Related: 2023's top marketing KPIs explained
Recognize non-aggregated data — and put it to use
Before you pump the breaks on the metrics described above, keep in mind that these metrics are not useless. They offer immense value and are excellent at measuring what they are intended to measure. The key is understanding their limitations so you don't misperceive data and knowing how to work with non-aggregated data.
The most crucial takeaway is to know what metrics should not be aggregated. To recap:
- Any running totals, like subscribers, number of followers, and inventory.
- Unique metrics, such metrics include reach or unique impressions.
- Calculated KPIs, like CPC, CTR, and conversion rate.
You'll get inflated values if you try to aggregate any of the metrics above. You'd need the most granular breakdown possible to perform data aggregation for these metrics — which will rarely happen. So, know their limitations and when these limitations apply. For example, if you want to perform an analysis concerning Facebook reach, as long as you allow the provider to complete the process (in this case, Facebook), you can gain insight from this data.
It is when you try to extract that data and do your own calculations that you'll run into issues. Understanding this can help ensure your data yields more realistic values, protecting your business from misguided, costly decisions.
What is a metric?
A metric is a quantitative value in a data set. It is a standard of measurement that businesses use to track, monitor and assess the success or failure of various business processes. Metrics are used in different contexts, such as marketing, where they might measure things like the cost of acquiring a new customer, the performance of an advertising campaign, or the number of users visiting a website.
Also read: Metrics & dimensions explained.
How can I identify non-aggregatable metrics in my data set?

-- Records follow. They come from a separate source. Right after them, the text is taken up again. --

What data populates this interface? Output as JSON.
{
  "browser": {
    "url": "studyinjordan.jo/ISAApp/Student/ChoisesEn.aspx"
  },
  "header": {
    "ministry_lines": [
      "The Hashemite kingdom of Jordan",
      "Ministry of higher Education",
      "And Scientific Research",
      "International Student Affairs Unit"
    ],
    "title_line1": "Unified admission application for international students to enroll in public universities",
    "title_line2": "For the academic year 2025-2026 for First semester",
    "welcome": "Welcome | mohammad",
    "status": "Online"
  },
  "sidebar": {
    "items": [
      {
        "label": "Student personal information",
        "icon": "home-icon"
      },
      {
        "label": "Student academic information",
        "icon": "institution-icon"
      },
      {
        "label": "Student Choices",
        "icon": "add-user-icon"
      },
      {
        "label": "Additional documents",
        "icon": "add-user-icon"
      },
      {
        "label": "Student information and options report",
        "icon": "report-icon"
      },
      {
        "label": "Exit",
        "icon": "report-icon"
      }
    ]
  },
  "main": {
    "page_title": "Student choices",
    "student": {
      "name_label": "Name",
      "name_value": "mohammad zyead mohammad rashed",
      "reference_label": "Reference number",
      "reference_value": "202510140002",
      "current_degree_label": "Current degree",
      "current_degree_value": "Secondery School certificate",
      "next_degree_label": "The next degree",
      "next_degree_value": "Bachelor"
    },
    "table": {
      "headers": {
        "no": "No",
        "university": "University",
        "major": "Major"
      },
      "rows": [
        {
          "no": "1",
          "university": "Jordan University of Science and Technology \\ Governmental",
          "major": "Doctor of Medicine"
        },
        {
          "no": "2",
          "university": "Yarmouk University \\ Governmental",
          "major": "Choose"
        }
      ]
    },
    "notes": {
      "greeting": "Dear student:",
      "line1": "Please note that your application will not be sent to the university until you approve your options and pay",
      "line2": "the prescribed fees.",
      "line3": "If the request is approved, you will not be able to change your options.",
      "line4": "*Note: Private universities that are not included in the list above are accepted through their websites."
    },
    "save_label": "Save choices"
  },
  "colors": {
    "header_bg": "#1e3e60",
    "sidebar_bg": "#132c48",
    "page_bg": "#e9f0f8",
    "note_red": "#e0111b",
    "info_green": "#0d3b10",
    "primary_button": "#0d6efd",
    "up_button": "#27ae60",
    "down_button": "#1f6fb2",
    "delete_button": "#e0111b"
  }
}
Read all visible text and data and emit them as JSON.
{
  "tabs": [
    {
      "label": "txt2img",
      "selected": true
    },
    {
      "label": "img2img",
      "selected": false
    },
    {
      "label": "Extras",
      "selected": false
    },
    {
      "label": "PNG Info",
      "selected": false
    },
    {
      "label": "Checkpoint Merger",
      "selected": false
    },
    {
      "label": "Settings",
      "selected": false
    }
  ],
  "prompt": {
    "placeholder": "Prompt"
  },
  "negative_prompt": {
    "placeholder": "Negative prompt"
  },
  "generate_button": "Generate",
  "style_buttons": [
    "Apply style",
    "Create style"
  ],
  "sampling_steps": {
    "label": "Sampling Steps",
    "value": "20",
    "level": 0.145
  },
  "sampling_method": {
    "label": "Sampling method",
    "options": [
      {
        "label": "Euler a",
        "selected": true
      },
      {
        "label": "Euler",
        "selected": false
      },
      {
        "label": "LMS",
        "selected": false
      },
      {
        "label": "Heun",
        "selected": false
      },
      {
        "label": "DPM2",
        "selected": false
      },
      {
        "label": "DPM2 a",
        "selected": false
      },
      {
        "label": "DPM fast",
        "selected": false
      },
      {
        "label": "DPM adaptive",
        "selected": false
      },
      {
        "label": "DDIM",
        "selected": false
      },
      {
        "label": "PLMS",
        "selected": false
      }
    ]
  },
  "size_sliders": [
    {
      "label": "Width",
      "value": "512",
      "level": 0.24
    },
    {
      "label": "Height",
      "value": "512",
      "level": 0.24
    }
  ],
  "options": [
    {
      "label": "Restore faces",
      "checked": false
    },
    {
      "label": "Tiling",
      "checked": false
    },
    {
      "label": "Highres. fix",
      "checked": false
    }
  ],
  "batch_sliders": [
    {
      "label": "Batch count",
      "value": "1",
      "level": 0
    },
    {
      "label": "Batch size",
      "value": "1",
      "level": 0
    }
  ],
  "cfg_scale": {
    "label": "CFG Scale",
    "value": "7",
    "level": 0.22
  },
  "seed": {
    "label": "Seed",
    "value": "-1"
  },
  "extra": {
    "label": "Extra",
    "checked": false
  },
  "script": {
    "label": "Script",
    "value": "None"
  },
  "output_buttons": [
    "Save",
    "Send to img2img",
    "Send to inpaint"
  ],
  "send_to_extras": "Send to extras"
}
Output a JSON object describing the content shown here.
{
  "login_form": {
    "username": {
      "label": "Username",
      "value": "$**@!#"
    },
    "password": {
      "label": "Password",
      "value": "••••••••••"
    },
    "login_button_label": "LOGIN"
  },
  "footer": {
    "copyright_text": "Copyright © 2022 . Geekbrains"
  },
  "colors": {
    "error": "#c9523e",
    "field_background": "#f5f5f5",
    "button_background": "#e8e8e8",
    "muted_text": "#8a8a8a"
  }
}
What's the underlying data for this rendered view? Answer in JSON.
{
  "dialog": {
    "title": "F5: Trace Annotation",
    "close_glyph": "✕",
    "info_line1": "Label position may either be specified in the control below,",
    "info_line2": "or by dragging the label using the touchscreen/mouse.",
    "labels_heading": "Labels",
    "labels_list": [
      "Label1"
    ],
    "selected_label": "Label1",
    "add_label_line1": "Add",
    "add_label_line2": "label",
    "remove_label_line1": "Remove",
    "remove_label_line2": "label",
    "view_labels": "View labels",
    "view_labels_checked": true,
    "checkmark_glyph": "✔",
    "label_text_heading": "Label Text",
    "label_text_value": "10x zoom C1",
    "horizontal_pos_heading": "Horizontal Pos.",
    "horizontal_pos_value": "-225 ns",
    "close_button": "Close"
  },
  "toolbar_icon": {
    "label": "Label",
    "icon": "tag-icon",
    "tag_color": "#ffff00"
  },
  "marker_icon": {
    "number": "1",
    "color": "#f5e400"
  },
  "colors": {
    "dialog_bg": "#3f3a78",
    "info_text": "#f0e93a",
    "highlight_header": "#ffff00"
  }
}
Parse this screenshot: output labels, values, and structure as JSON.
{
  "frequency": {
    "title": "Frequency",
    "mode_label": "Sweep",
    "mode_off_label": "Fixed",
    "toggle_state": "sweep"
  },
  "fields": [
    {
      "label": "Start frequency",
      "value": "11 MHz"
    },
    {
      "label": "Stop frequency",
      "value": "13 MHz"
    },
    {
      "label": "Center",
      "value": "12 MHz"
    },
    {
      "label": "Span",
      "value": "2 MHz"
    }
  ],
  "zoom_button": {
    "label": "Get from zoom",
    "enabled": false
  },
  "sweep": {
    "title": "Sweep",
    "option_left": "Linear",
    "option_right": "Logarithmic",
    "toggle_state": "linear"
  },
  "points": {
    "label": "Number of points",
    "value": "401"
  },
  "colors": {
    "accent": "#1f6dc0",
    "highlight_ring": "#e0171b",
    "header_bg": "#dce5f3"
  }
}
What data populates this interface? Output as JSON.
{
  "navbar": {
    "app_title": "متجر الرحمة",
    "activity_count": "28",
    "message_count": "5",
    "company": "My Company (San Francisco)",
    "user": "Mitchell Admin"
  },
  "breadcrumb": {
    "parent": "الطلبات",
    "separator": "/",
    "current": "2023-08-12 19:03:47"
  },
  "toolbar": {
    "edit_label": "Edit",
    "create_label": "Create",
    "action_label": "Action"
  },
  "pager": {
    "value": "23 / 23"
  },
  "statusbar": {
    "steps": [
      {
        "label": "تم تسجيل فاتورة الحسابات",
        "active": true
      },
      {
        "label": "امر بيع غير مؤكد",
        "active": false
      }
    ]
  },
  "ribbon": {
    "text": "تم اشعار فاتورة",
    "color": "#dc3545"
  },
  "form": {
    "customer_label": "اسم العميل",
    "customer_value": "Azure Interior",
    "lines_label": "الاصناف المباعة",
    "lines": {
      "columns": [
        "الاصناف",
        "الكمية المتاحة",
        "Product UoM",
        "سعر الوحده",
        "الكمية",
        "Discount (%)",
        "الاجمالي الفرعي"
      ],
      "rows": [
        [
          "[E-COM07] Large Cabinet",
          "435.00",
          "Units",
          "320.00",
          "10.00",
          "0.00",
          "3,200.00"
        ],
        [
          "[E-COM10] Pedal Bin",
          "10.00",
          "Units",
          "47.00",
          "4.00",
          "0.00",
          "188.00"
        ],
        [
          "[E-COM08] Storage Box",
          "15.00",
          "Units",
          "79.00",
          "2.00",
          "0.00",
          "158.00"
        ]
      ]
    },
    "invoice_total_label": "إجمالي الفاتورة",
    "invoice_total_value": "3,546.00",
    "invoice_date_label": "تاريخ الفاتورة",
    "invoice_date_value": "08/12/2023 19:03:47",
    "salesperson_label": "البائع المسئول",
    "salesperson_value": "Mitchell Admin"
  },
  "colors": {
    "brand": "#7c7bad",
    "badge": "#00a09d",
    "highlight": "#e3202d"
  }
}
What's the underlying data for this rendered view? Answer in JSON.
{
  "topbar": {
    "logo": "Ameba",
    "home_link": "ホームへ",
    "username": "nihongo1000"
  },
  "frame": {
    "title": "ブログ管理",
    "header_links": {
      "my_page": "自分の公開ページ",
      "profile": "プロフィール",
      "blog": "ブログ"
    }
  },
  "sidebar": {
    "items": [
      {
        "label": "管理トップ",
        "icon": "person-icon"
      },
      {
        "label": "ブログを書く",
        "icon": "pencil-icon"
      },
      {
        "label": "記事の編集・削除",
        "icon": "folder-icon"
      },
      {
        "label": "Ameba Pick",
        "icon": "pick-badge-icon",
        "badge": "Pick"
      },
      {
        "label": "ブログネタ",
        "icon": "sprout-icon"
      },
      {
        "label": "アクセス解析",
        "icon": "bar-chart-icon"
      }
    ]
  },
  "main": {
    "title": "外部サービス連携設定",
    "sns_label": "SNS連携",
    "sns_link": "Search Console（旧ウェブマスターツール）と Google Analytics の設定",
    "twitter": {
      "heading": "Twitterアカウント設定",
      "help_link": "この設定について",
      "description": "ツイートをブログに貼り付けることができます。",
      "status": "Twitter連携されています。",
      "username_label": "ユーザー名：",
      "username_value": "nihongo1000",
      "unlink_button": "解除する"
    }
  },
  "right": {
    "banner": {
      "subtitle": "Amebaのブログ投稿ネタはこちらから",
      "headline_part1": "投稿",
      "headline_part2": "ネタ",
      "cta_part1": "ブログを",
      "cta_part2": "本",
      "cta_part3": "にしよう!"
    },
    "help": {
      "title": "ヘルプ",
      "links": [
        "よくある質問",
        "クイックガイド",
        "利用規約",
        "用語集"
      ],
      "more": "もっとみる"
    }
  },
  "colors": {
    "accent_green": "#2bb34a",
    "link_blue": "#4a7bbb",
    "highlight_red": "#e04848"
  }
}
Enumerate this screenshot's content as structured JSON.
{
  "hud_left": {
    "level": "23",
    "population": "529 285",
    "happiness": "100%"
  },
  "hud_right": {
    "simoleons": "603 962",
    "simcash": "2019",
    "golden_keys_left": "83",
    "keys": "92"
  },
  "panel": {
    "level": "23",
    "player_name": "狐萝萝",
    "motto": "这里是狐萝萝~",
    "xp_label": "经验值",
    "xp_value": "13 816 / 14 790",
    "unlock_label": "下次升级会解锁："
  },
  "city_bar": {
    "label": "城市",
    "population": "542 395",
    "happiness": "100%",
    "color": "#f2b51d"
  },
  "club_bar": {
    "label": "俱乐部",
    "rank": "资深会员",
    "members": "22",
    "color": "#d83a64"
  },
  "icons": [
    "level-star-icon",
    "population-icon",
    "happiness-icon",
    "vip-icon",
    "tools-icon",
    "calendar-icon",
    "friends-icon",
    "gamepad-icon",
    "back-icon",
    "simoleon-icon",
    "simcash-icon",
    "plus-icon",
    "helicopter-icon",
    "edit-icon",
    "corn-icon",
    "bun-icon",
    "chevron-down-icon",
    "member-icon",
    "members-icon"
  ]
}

Identifying non-aggregatable metrics often requires a deep understanding of your data and the context in which it was collected. Non-aggregatable metrics are typically those that lose their meaning or become misleading when summed up. These can include averages, ratios, percentages, or any metric that is calculated based on two or more other metrics.